## ACTION ITEM:
The records shown below are to be repeated exactly and completely.

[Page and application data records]
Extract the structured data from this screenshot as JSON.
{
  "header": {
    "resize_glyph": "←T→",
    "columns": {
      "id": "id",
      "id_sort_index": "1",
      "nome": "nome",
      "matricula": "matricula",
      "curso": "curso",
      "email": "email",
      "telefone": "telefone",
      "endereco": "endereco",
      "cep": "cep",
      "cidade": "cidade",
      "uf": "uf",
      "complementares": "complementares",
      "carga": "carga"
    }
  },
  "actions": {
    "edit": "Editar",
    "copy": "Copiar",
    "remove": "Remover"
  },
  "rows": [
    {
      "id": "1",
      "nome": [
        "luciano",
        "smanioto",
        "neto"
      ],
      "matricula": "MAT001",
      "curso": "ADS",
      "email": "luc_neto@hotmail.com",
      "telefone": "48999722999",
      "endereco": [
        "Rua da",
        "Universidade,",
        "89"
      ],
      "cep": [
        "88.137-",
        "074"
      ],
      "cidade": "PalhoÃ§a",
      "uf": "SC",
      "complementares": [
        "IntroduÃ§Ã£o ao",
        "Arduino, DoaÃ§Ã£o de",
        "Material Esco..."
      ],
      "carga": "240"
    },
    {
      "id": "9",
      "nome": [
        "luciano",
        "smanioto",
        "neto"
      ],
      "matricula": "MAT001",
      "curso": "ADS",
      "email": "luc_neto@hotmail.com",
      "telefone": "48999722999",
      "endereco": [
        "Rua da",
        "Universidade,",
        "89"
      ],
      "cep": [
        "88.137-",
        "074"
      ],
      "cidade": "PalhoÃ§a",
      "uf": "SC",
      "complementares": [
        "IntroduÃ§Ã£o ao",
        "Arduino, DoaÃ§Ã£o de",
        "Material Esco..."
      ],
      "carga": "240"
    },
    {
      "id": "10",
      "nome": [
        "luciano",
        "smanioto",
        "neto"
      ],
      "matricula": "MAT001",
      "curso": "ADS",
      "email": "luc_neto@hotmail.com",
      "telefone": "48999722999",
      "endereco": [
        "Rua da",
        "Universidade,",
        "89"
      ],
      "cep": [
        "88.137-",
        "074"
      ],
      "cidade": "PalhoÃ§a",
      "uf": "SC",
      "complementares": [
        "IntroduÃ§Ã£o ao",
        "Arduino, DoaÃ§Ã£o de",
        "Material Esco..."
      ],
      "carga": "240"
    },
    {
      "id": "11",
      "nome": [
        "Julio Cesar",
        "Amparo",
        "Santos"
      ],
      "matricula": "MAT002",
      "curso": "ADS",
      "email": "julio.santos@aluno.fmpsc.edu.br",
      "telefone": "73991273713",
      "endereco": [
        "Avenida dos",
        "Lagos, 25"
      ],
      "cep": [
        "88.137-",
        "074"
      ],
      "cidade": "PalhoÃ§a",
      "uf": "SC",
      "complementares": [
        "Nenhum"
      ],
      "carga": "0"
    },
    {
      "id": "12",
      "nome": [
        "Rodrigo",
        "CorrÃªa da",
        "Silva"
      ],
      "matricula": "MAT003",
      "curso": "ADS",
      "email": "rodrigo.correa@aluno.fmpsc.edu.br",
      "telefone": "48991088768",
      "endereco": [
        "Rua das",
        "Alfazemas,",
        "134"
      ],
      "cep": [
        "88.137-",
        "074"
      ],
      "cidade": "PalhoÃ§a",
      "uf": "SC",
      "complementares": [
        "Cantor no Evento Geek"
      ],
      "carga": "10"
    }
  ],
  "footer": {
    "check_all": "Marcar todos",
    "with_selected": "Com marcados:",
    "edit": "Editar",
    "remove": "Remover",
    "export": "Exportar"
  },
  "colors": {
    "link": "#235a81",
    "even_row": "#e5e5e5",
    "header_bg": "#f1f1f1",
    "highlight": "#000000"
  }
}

## FINISHED TASK:
Extract the structured data from this screenshot as JSON.
{
  "header": {
    "resize_glyph": "←T→",
    "columns": {
      "id": "id",
      "id_sort_index": "1",
      "nome": "nome",
      "matricula": "matricula",
      "curso": "curso",
      "email": "email",
      "telefone": "telefone",
      "endereco": "endereco",
      "cep": "cep",
      "cidade": "cidade",
      "uf": "uf",
      "complementares": "complementares",
      "carga": "carga"
    }
  },
  "actions": {
    "edit": "Editar",
    "copy": "Copiar",
    "remove": "Remover"
  },
  "rows": [
    {
      "id": "1",
      "nome": [
        "luciano",
        "smanioto",
        "neto"
      ],
      "matricula": "MAT001",
      "curso": "ADS",
      "email": "luc_neto@hotmail.com",
      "telefone": "48999722999",
      "endereco": [
        "Rua da",
        "Universidade,",
        "89"
      ],
      "cep": [
        "88.137-",
        "074"
      ],
      "cidade": "PalhoÃ§a",
      "uf": "SC",
      "complementares": [
        "IntroduÃ§Ã£o ao",
        "Arduino, DoaÃ§Ã£o de",
        "Material Esco..."
      ],
      "carga": "240"
    },
    {
      "id": "9",
      "nome": [
        "luciano",
        "smanioto",
        "neto"
      ],
      "matricula": "MAT001",
      "curso": "ADS",
      "email": "luc_neto@hotmail.com",
      "telefone": "48999722999",
      "endereco": [
        "Rua da",
        "Universidade,",
        "89"
      ],
      "cep": [
        "88.137-",
        "074"
      ],
      "cidade": "PalhoÃ§a",
      "uf": "SC",
      "complementares": [
        "IntroduÃ§Ã£o ao",
        "Arduino, DoaÃ§Ã£o de",
        "Material Esco..."
      ],
      "carga": "240"
    },
    {
      "id": "10",
      "nome": [
        "luciano",
        "smanioto",
        "neto"
      ],
      "matricula": "MAT001",
      "curso": "ADS",
      "email": "luc_neto@hotmail.com",
      "telefone": "48999722999",
      "endereco": [
        "Rua da",
        "Universidade,",
        "89"
      ],
      "cep": [
        "88.137-",
        "074"
      ],
      "cidade": "PalhoÃ§a",
      "uf": "SC",
      "complementares": [
        "IntroduÃ§Ã£o ao",
        "Arduino, DoaÃ§Ã£o de",
        "Material Esco..."
      ],
      "carga": "240"
    },
    {
      "id": "11",
      "nome": [
        "Julio Cesar",
        "Amparo",
        "Santos"
      ],
      "matricula": "MAT002",
      "curso": "ADS",
      "email": "julio.santos@aluno.fmpsc.edu.br",
      "telefone": "73991273713",
      "endereco": [
        "Avenida dos",
        "Lagos, 25"
      ],
      "cep": [
        "88.137-",
        "074"
      ],
      "cidade": "PalhoÃ§a",
      "uf": "SC",
      "complementares": [
        "Nenhum"
      ],
      "carga": "0"
    },
    {
      "id": "12",
      "nome": [
        "Rodrigo",
        "CorrÃªa da",
        "Silva"
      ],
      "matricula": "MAT003",
      "curso": "ADS",
      "email": "rodrigo.correa@aluno.fmpsc.edu.br",
      "telefone": "48991088768",
      "endereco": [
        "Rua das",
        "Alfazemas,",
        "134"
      ],
      "cep": [
        "88.137-",
        "074"
      ],
      "cidade": "PalhoÃ§a",
      "uf": "SC",
      "complementares": [
        "Cantor no Evento Geek"
      ],
      "carga": "10"
    }
  ],
  "footer": {
    "check_all": "Marcar todos",
    "with_selected": "Com marcados:",
    "edit": "Editar",
    "remove": "Remover",
    "export": "Exportar"
  },
  "colors": {
    "link": "#235a81",
    "even_row": "#e5e5e5",
    "header_bg": "#f1f1f1",
    "highlight": "#000000"
  }
}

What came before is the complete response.